I'm telling you, it's way better than any pop you've ever had. My husband, who is generally wary of fermented beverages, said "This is what Squirt is trying to be!"
It's the first fermented beverage he's actually been enthusiastic about. I crave kombucha. He just wishes we had orange juice. But this stuff was a different story!
So what in the world is it?
I was inspired by a recipe featured on the Gnowfglins Seasonal Recipe Round-Up for Rhubarbade. (Thanks for the inspiration, Laurie of Common Sense Homesteading!) Her recipe says to puree some rhubarb and strain it, so you are left with what is essentially rhubarb juice. Then you add some water and the sweetener of your choice - she chose stevia for a healthy sugar-free version. She said her family liked it, even though they don't normally like rhubarb, and that it tastes a little like apples. I thought that sounded pretty good, and I had some rhubarb in the freezer from last year, so I thought I'd give it a go. But then, being the traditional foodie that I am, I thought, Hey, could I make it....fermented?
The answer is yes. And if you already make water kefir, it's as easy as adding the rhubarb juice to a finished batch of water kefir and leaving it on the counter for another day or two to get fizzy. (I also added a splash of lemon juice. Yum.) The result is a tangy, slightly sweet, extremely refreshing beverage, perfect for this hot weather we've been having!
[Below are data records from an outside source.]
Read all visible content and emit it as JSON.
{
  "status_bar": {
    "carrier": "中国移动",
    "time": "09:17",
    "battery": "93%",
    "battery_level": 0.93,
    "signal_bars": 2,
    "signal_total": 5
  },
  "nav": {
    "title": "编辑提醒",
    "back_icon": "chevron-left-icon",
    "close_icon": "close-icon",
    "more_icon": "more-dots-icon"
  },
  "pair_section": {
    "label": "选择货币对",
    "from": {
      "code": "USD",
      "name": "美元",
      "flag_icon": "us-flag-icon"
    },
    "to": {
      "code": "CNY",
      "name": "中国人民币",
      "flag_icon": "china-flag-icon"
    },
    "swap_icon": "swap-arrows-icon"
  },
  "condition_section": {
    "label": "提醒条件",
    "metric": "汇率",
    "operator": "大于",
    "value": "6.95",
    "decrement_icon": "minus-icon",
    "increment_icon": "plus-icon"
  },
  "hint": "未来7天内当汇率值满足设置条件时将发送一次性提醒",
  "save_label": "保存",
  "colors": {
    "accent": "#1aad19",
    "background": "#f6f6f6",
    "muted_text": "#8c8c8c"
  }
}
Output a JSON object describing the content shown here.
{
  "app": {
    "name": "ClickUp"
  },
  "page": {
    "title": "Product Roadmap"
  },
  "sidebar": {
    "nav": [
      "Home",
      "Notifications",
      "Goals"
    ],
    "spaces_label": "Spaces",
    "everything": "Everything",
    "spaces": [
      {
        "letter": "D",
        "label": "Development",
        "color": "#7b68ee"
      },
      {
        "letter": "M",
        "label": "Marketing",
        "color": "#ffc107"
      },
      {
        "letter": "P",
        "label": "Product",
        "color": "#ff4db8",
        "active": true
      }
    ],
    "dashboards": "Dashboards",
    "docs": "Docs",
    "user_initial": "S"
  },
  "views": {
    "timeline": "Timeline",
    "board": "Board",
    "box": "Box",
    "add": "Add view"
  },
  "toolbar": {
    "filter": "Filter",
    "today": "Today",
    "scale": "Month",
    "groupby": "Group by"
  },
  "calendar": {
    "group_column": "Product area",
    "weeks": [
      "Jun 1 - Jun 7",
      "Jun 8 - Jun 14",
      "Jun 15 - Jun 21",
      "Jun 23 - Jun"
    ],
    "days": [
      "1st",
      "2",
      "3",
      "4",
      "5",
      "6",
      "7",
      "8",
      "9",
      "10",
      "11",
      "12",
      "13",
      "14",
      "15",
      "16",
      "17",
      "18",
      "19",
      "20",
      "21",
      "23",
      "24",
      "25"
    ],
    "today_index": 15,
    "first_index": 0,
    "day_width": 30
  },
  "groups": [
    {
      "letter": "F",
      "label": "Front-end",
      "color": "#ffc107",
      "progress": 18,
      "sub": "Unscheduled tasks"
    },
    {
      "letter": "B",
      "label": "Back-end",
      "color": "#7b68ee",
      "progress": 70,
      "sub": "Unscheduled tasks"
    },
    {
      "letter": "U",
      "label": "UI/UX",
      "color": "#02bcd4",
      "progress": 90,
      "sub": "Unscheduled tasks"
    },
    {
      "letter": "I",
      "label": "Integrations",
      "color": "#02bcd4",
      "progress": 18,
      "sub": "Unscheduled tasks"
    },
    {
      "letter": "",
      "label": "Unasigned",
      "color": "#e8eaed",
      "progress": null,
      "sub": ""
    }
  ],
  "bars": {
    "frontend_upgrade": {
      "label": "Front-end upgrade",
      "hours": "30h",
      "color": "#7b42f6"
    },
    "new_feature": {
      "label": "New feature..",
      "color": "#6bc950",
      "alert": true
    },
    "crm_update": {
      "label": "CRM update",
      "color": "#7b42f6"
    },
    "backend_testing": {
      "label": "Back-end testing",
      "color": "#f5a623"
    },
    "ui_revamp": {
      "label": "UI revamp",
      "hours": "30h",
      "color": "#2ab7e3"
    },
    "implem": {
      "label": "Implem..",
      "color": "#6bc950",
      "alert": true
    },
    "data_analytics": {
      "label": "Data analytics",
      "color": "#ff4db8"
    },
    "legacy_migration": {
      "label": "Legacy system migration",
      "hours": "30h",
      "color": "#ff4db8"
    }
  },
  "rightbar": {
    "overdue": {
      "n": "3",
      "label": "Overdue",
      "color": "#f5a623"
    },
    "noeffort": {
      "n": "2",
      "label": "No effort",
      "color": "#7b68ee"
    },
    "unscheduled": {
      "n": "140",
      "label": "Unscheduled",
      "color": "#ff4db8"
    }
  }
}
If you don't already make water kefir, I highly recommend it. If you're clueless, here's a quick primer on this wonderful beverage:
According to Cultures For Health (where I bought my water kefir grains):
"Kefir consists of lactic acid bacteria and yeast existing in a symbiotic relationship. The benefits are similar to those of milk kefir (aka dairy kefir) but the average person will be able to consume larger amounts of it due to it's water base."
If you are now saying "What is milk kefir?" Here is a helpful description from the same source:
"Milk kefir grains are live active cultures consisting of yeast and bacteria which exist in a symbiotic relationship. Adding the kefir grains to fresh milk yields a probiotic drink within 24 to 48 hours."
Both of these beverages, milk kefir and water kefir, are probiotic, which means they are good for the gut, AKA the digestive system. Most of us these days have comprimised digestive systems due to the Standard American Diet, antibiotics, the birth control pill, vaccines, and other environmental factors. A compromised gut can lead to allergies, nutrient deficiencies, and out-of-whack hormones, among other things. So drink (and eat) up those probiotics, people!
If you're interested in getting into water kefir, which I prefer to dairy kefir, personally (I couldn't get into the whole fizzy milk thing...), I recommend you watch this video by Katie at Kitchen Stewardship, where she shows you just how easy and fast it is! And then hop on over to Cultures for Health and take the plunge (no, they didn't give me any money to say that, but wouldn't that be nice?)! They send you very helpful instructions and are available for troubleshooting. Really, you can do this!
Here is the "recipe", if you can call it that!
Rhubarb Water Kefir
3 c. cultured water kefir
1 c. rhubarb liquid, made by pureeing and straining fresh or frozen rhubarb
a splash of lemon juice
Combine in a quart jar, and close tightly. Leave at room temperature 1-2 days until it reaches desired level of carbonation. Transfer to refrigerator. Serve over ice and toss out the pop!
Do you make water kefir? What's your favorite way to flavor it?
This is part of Real Food Wednesday, Simple Lives Thursday, and the Gnowfglins Seasonal Recipe Round-up.